NJ looks to ban smoking on boardwalks next
The new state law banning smoking at New Jersey beaches and parks won’t take effect until January, but some lawmakers are already pushing for the concept to go farther to more outdoor public places.
It took 12 years from the time New Jersey banned smoking in restaurants and bars to extend that prohibition to beaches. But just two months later, a push is on to include the boardwalks and many other recreational spots.
“We know that the leading cause of preventable disease and death in our state as well as our nation is cigarette smoking.

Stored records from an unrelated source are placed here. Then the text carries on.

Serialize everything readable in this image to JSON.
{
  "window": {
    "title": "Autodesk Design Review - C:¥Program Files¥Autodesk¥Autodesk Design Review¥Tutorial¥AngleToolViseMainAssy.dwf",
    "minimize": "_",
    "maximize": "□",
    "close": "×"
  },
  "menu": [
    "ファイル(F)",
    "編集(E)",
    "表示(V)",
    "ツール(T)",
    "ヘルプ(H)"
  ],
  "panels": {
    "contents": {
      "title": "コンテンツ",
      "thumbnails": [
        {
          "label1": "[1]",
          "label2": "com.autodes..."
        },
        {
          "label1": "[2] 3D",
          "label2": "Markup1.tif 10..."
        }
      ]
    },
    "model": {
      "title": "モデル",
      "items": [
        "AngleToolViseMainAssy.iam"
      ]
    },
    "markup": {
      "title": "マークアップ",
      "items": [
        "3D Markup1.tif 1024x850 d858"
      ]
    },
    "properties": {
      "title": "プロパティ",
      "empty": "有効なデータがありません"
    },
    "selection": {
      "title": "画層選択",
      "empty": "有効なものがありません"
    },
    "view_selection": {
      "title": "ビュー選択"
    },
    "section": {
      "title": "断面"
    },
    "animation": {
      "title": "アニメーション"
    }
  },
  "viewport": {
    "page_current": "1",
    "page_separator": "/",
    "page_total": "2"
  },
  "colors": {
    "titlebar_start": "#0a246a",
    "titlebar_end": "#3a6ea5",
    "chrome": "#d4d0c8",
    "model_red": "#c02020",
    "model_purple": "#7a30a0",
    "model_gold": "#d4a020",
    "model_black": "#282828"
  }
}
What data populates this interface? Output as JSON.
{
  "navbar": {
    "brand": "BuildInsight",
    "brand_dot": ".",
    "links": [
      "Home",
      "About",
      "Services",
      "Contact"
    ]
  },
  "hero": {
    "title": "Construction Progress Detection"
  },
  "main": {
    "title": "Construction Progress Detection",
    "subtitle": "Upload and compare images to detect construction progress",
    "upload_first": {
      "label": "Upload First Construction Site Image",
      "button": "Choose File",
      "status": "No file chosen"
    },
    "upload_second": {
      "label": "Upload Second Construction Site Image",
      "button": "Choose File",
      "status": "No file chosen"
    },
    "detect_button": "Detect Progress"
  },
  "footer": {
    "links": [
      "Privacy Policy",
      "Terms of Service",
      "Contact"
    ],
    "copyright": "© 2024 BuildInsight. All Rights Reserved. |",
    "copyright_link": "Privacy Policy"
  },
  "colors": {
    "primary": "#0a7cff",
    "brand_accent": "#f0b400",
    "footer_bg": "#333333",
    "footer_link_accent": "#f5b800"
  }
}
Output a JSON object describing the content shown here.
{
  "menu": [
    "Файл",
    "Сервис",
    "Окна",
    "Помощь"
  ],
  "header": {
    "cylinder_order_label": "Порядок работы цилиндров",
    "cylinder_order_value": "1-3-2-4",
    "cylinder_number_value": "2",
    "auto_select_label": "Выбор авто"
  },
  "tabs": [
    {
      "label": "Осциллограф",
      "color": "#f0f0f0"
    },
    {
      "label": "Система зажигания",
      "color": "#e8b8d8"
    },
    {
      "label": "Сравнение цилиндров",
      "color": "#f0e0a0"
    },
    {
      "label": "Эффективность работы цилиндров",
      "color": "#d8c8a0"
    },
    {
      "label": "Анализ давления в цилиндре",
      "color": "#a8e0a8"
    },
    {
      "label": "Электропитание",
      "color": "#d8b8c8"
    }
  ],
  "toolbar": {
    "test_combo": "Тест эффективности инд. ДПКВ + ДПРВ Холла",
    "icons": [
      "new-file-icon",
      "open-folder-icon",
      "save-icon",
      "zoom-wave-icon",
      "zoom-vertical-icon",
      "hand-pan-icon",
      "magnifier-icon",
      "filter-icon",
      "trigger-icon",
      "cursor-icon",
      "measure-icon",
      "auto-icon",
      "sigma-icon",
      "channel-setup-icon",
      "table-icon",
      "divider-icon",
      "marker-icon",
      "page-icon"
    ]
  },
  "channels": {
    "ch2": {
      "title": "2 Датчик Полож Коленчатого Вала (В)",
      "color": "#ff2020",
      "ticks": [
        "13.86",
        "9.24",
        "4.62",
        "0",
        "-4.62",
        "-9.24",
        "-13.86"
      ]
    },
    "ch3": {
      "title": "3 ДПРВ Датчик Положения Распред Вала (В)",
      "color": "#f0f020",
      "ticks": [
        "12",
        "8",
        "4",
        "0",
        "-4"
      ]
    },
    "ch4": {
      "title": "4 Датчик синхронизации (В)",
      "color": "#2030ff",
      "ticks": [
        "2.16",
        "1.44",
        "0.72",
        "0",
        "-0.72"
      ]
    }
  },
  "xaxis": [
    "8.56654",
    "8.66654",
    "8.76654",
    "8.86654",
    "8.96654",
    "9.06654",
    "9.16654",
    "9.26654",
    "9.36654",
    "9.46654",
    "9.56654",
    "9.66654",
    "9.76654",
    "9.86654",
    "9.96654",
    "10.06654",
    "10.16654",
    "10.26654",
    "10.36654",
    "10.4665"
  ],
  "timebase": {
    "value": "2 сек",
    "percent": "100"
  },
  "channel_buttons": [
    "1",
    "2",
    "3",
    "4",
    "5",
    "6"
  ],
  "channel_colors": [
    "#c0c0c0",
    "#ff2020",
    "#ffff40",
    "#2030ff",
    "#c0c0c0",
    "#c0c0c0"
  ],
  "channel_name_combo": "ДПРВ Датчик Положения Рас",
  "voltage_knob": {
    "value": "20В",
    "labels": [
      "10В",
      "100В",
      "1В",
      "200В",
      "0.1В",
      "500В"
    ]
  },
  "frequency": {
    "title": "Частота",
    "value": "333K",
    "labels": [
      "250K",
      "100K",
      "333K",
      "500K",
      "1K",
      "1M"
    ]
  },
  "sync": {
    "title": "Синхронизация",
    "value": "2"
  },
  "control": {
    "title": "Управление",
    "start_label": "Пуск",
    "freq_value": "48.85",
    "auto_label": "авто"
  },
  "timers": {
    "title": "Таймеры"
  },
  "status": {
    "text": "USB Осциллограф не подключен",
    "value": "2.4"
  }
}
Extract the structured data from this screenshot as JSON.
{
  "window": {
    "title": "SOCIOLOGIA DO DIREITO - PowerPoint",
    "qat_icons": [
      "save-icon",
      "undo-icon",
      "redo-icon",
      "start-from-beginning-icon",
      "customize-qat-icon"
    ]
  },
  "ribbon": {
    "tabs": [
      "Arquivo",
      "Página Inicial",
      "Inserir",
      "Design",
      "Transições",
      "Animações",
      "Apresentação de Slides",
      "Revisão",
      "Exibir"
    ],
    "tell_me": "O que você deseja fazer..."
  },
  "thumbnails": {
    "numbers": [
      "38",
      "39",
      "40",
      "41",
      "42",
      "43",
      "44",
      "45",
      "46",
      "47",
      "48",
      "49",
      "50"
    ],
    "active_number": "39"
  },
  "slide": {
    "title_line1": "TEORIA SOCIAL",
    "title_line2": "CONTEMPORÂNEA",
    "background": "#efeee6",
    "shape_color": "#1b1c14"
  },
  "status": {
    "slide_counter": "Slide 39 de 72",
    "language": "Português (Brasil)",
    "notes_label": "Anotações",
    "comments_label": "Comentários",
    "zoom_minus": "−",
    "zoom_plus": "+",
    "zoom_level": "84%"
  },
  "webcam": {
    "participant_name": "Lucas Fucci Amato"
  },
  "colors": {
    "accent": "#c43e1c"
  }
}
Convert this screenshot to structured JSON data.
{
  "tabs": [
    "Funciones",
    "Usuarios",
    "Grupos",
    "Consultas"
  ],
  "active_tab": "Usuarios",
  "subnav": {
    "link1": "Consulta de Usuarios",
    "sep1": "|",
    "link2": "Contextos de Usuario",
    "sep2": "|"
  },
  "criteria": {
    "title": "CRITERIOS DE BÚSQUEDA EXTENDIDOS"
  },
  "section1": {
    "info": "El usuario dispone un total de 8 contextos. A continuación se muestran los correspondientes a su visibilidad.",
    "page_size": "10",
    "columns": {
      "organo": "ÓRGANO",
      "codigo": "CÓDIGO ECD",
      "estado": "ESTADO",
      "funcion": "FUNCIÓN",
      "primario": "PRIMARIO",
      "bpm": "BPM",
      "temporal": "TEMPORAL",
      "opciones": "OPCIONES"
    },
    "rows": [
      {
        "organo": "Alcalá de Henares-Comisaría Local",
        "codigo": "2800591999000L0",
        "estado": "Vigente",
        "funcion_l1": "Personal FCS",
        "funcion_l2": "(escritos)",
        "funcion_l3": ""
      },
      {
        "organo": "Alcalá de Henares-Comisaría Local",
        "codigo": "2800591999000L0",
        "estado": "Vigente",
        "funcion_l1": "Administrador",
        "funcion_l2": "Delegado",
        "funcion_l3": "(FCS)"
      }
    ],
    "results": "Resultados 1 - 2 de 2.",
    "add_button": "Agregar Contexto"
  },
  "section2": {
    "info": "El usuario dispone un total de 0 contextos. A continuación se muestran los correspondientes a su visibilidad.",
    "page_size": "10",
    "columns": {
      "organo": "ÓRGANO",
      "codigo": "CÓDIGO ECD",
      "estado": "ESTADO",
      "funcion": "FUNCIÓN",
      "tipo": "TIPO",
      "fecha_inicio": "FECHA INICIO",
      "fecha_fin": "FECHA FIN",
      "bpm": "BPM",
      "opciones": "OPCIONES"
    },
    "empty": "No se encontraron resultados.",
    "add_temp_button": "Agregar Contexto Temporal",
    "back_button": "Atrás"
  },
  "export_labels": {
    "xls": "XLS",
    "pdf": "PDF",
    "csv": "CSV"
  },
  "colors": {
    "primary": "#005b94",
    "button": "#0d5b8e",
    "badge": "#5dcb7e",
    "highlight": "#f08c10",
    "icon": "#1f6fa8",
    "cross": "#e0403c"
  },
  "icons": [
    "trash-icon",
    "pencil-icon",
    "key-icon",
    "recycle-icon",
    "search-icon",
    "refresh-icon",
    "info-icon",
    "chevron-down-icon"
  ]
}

And that can be prevented,” said state Sen. Shirley Turner, D-Mercer.
Turner has introduced S2908. A companion measure, A4423, has been proposed by Assemblywoman Carol Murphy, D-Burlington.
New Jersey banned smoking in enclosed workplaces like bars and restaurants in 2006. In January that gets extended to beaches and parks, under a law Gov. Phil Murphy signed in July, though 15 percent of a local beach can still be designated for smoking.
The bill would extend the Smoke-Free Air Act to cover many recreational areas, such as boardwalks, racetracks, amusement parks, marinas, historical sites and natural areas, as well as burial sites.
Turner said a visit to Seaside Heights this summer reinforced to her that a wider effort is needed.
“There were people smoking on the boardwalks down there, and I thought that was rather offensive because I was there with my family, my children and grandchildren,” Turner said.
“People should be protected no matter where they are, indoors or outdoors, enjoying the recreational facilities of our state,” Turner said.